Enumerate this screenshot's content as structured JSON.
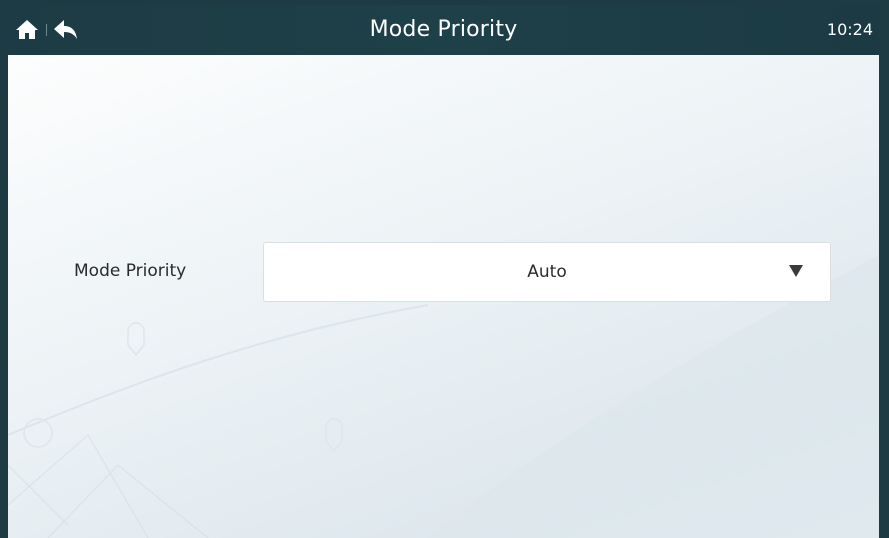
{
  "header": {
    "title": "Mode Priority",
    "time": "10:24",
    "home_icon": "home-icon",
    "back_icon": "back-arrow-icon"
  },
  "form": {
    "label": "Mode Priority",
    "selected_value": "Auto",
    "arrow_icon": "dropdown-triangle-icon"
  },
  "colors": {
    "header_bg": "#1d3b44",
    "header_text": "#ffffff",
    "body_text": "#2a2a2a",
    "dropdown_bg": "#ffffff"
  }
}
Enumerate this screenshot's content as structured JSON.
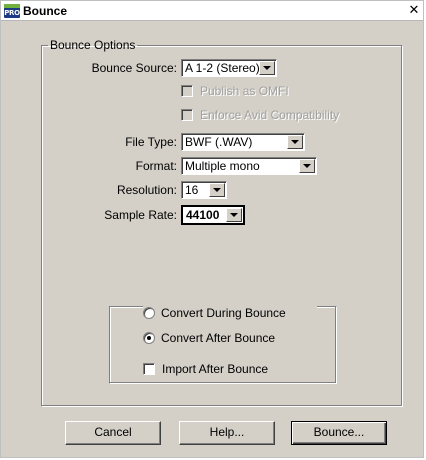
{
  "window": {
    "title": "Bounce",
    "icon_text": "PRO",
    "close_glyph": "✕"
  },
  "options": {
    "legend": "Bounce Options",
    "bounce_source_label": "Bounce Source:",
    "bounce_source_value": "A 1-2 (Stereo)",
    "publish_omfi_label": "Publish as OMFI",
    "publish_omfi_checked": false,
    "publish_omfi_enabled": false,
    "enforce_avid_label": "Enforce Avid Compatibility",
    "enforce_avid_checked": false,
    "enforce_avid_enabled": false,
    "file_type_label": "File Type:",
    "file_type_value": "BWF (.WAV)",
    "format_label": "Format:",
    "format_value": "Multiple mono",
    "resolution_label": "Resolution:",
    "resolution_value": "16",
    "sample_rate_label": "Sample Rate:",
    "sample_rate_value": "44100"
  },
  "convert": {
    "during_label": "Convert During Bounce",
    "during_selected": false,
    "after_label": "Convert After Bounce",
    "after_selected": true,
    "import_label": "Import After Bounce",
    "import_checked": false
  },
  "buttons": {
    "cancel": "Cancel",
    "help": "Help...",
    "bounce": "Bounce..."
  },
  "colors": {
    "dialog_bg": "#d4d0c8",
    "icon_blue": "#1d3a85",
    "icon_green": "#6fb13c",
    "disabled_text": "#a0a0a0"
  }
}
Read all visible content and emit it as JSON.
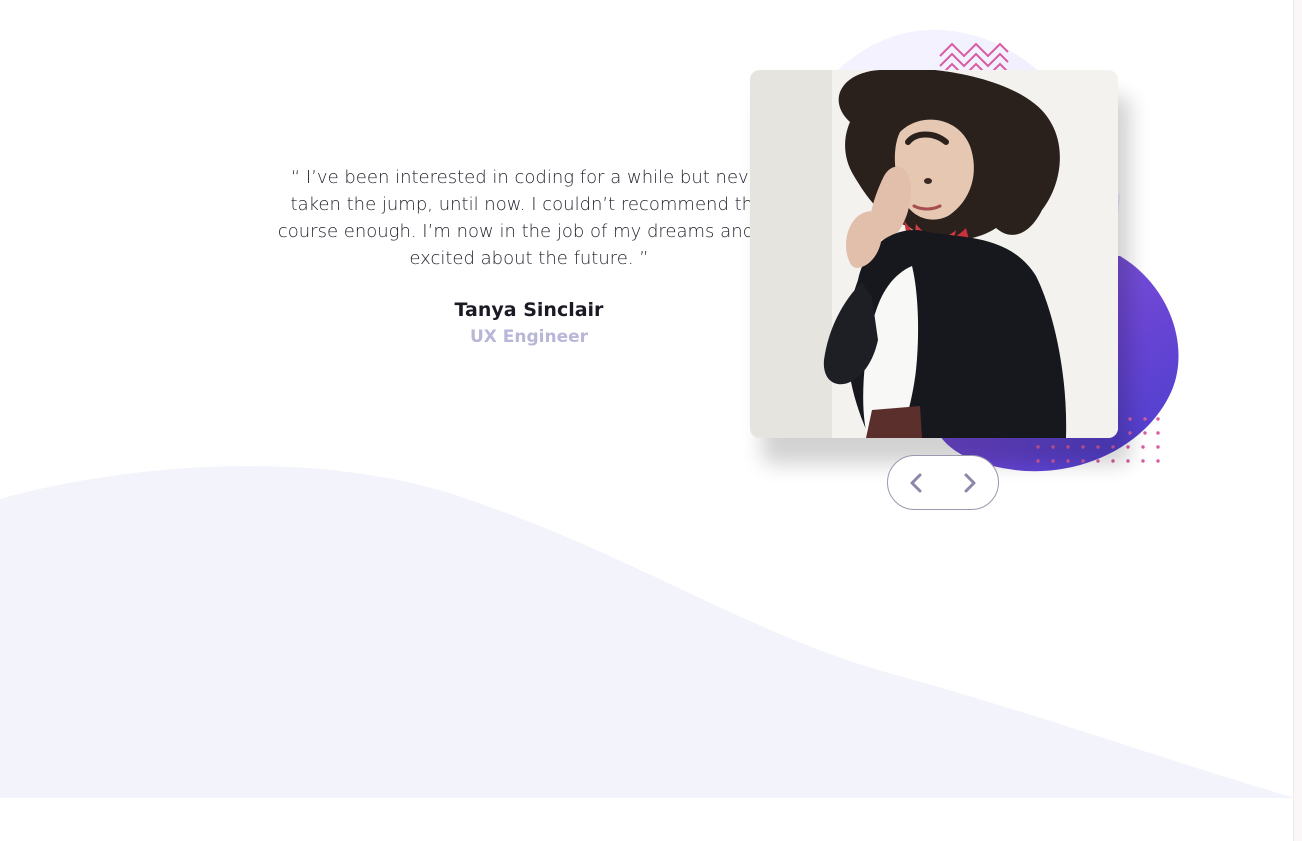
{
  "testimonial": {
    "quote": "“ I’ve been interested in coding for a while but never taken the jump, until now. I couldn’t recommend this course enough. I’m now in the job of my dreams and so excited about the future. ”",
    "name": "Tanya Sinclair",
    "role": "UX Engineer"
  },
  "icons": {
    "prev": "chevron-left-icon",
    "next": "chevron-right-icon"
  },
  "colors": {
    "background_curve": "#f3f3fb",
    "blob_top": "#7f57d7",
    "blob_bottom": "#4f3fce",
    "accent_pink": "#d85ca3",
    "role_text": "#b8b7d8",
    "pager_border": "#9a98ac",
    "pager_icon": "#8a88aa"
  }
}
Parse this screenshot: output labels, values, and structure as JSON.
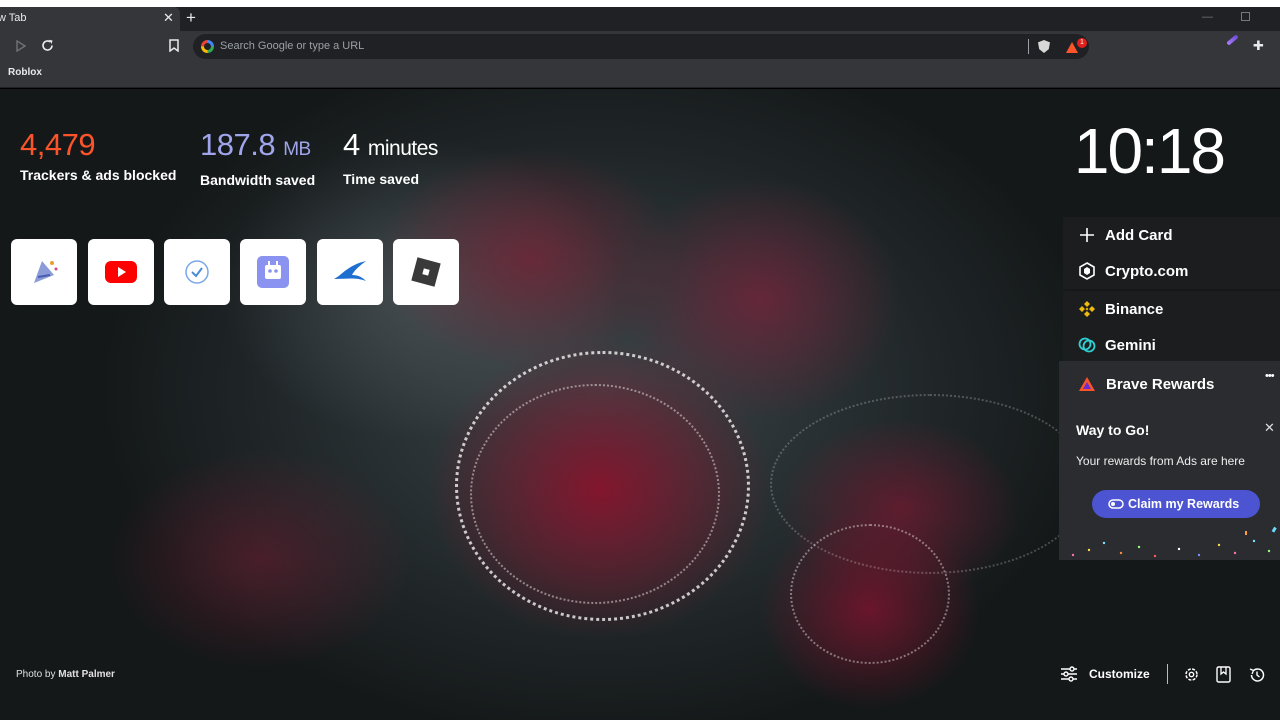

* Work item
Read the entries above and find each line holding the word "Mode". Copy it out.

* Result
    "title": "Mode Priority",
    "label": "Mode Priority",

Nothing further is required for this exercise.